Faces of CNM: Jim “Grubb” Graebner
Jim “Grubb” Graebner, left

Faces of CNM: Jim “Grubb” Graebner

He established CNM’s widely successful Film Technician program and is now retiring with plans to return to the movie industry
June 02, 2020

New Mexico faced a growing problem after it passed tax incentives in the early 2000s that started drawing movies and shows to the state. There were plenty of productions that wanted to shoot in the Land of Enchantment but too few local crew members to fill the required on-set jobs.

That’s when Jim Graebner stepped in. Affectionately referred to as “Grubb,” he was a International Alliance of Theatrical Stage Employees, or IATSE, union member here in New Mexico with lots of experience on various productions. He saw the need and started working with CNM (then TVI) to start a Film Technician program that would fill those gaps.

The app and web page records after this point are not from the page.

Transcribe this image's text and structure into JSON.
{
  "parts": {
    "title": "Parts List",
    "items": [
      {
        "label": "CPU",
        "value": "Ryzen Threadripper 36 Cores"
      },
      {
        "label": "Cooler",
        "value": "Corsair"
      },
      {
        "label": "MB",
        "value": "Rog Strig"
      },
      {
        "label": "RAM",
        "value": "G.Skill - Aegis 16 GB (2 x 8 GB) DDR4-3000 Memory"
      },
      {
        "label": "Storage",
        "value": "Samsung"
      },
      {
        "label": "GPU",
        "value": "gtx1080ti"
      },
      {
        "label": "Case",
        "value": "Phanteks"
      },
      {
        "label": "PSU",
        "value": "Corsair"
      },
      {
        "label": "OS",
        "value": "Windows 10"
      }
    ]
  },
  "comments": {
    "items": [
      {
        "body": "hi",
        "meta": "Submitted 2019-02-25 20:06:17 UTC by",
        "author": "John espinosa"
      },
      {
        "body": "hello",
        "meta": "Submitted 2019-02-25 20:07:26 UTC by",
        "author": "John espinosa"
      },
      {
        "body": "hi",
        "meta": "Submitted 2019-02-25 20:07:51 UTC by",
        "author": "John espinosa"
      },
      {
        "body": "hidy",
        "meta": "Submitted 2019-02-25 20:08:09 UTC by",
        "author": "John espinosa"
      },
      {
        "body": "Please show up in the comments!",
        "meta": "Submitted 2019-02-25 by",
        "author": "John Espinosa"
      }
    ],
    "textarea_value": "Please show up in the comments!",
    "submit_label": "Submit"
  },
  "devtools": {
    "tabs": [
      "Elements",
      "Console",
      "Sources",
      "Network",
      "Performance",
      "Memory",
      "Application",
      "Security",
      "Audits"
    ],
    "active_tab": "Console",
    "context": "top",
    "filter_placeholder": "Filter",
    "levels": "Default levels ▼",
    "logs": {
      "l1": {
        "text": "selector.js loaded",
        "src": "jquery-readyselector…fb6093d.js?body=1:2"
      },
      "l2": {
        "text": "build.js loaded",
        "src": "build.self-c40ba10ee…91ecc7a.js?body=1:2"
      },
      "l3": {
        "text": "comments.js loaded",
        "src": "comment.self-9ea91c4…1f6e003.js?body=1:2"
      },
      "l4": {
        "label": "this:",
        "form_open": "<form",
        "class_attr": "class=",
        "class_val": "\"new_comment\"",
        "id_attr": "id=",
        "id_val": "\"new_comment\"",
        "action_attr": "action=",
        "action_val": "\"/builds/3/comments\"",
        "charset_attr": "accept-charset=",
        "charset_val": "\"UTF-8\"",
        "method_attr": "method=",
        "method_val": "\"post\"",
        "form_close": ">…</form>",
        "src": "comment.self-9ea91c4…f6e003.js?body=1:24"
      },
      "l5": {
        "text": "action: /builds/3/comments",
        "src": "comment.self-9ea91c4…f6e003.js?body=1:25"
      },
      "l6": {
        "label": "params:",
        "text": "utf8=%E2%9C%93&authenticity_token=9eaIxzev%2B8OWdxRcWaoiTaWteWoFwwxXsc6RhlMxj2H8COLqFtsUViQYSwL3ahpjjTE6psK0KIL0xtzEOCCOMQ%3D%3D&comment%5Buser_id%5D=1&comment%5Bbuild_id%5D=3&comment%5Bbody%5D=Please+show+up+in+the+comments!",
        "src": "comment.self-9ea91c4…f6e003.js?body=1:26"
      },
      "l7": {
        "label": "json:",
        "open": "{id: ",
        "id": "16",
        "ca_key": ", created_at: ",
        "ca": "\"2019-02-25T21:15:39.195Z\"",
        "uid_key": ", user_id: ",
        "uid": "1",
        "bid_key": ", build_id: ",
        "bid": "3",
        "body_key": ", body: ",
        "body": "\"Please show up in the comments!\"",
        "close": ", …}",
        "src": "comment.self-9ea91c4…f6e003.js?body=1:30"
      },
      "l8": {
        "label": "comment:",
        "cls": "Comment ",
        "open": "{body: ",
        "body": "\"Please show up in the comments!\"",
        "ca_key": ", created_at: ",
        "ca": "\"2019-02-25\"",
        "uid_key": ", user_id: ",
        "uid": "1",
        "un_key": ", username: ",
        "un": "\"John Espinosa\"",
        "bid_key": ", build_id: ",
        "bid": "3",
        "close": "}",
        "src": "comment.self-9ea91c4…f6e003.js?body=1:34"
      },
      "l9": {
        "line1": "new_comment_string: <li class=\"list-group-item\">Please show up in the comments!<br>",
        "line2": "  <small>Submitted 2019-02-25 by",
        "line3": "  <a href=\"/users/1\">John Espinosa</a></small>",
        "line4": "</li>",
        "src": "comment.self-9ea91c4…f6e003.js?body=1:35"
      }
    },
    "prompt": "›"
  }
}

“We all of a sudden needed an emergency crew training program and a four-year university wasn’t going to work because that was too long,” Grubb says. “So we started a two-term certificate at CNM and built the program from scratch.”

Unlike film schools that train students in “above-the-line” jobs like directing and producing, the Film Technician program was designed to fill the “below-the-line” jobs New Mexico needed most. Those jobs included everything from makeup to set design to sound and camera.

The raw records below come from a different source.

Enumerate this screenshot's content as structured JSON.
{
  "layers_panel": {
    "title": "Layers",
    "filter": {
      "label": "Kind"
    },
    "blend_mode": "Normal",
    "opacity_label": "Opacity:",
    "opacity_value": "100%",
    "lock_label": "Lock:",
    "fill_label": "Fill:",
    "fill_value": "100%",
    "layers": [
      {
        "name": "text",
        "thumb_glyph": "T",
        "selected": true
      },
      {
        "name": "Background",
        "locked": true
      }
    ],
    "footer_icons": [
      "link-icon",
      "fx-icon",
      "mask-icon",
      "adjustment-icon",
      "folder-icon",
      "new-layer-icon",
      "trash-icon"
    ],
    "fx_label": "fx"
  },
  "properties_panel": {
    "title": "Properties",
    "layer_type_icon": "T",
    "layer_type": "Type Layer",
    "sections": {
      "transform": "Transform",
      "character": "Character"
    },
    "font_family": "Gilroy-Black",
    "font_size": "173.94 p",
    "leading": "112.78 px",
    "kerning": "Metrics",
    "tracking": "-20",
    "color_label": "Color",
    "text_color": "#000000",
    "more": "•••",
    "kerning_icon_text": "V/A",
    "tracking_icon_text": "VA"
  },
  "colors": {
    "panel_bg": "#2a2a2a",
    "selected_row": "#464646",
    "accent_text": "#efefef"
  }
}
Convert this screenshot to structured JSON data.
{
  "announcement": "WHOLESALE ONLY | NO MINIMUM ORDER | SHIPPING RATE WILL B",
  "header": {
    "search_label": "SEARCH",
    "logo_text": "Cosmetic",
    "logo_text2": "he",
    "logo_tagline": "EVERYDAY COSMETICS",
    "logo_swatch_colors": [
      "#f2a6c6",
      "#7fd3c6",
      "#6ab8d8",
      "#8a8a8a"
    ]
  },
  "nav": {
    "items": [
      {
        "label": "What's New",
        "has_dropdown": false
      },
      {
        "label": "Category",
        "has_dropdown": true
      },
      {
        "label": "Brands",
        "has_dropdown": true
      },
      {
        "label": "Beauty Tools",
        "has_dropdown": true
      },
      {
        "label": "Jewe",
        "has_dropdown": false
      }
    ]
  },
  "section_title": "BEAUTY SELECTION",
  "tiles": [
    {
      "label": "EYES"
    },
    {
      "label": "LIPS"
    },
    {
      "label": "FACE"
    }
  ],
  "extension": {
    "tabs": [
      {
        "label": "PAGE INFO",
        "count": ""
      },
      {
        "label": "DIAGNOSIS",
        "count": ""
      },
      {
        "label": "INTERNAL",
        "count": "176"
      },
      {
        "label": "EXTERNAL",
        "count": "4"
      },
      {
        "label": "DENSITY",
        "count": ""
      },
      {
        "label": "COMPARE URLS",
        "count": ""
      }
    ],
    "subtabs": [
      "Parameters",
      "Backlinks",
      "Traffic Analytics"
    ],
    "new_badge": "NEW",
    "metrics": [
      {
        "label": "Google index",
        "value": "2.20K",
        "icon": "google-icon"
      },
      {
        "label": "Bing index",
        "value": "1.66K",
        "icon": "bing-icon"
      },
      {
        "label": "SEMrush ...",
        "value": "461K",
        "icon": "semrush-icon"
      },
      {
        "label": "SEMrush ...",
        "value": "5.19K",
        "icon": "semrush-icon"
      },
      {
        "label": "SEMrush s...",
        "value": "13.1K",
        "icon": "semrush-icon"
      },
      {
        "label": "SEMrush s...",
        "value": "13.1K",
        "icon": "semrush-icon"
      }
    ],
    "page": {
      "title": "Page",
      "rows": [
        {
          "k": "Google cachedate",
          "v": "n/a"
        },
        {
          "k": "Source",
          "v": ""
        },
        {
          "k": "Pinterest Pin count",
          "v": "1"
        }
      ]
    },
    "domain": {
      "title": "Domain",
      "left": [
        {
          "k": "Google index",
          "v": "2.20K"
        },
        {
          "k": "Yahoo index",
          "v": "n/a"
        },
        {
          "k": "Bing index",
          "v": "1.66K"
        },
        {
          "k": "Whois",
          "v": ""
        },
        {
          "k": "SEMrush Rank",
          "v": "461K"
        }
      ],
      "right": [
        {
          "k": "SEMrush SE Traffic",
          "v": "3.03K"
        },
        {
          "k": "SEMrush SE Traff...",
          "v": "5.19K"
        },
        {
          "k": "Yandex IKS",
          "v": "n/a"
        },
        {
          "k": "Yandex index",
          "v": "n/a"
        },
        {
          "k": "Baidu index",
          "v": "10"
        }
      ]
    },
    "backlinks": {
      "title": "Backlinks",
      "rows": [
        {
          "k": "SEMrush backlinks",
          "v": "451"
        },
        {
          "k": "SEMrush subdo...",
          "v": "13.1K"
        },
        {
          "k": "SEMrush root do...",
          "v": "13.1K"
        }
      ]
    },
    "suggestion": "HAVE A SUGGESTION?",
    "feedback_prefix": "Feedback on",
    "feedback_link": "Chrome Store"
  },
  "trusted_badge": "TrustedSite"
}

During their first term, Grubb says students were exposed to every below-the-line job in the industry. Then, during their second term, students chose a specific job they wanted to focus on and worked on as many productions as possible. Grubb wrote or brought in scripts for short films, public service announcements, commercials—anything that would give the students hands-on experience and help them build their resumes so they could apply to the union. 

Some students also got to work during the Duke City Shootout, a filmmaking competition that Grubb founded and ran from 2000-2010. During the competition, 10 teams had seven days to shoot, edit, and screen an independent film.

“That was a great way for the students to improve their skills,” he says.

When handing out grades, Grubb says he looked for two things: talent and stamina. The students needed to show proficiency and skill, but they also had to prove they had the energy and enthusiasm to put in the kind of long, grueling days that are required on film sets.

“I gave them an A if I thought they were ready to join the union, I gave them a B if they needed to do a couple more independent shoots, etc.,” he says. 

As Grubb predicted it would, CNM’s Film Technician program has since exploded. In addition to the original certificate, the college now offers a full list of certificates and degrees including a Post Production certificate where students are trained in everything from post-production editing, to sound capture and special effects, as well as an Associate of Arts in Film, which is designed as a degree for students who want to transfer to a four-year program and eventually work in an above-the-line job.

Grubb, who officially retired in May, says he’s most proud of the way CNM’s program has helped students land well-paying jobs.

“We’ve created an incredible training program that leads to great jobs and we’ve also helped grow an important industry for this state,” he says.

While most productions are on pause because of COVID-19, Grubb says students who are either in the Film program, or who have always wanted to attend, shouldn’t be worried. As the pandemic has proven, films and movies are more important that ever, and he’s sure production will ramp back up. 

“We’re in a great position,” he says. “We’ve exhausted all the movies and shows that have already been made so we’re going to have to overproduce for the next time we have to go on lockdown. I guarantee that there’s going to be a plentitude of productions. We can't afford to not have a backlog. And when people look around for a non-crowded place to shoot, New Mexico is going to be very attractive. We have space a-plenty, and that means money in the bank.”

In terms of his own career post-CNM, Grubb says he’ll probably take a break and then get right back to it. He did a lot of above-the-line jobs before teaching and says he’s most excited to get back to screenwriting. He says he’ll also enjoy watching the CNM program continue to grow and pump out talented graduates who will keep the industry thriving.

“It’s been a great ride and I’m sure that will continue for everyone in the program,” he says.

Photo of  Jim “Grubb” Graebner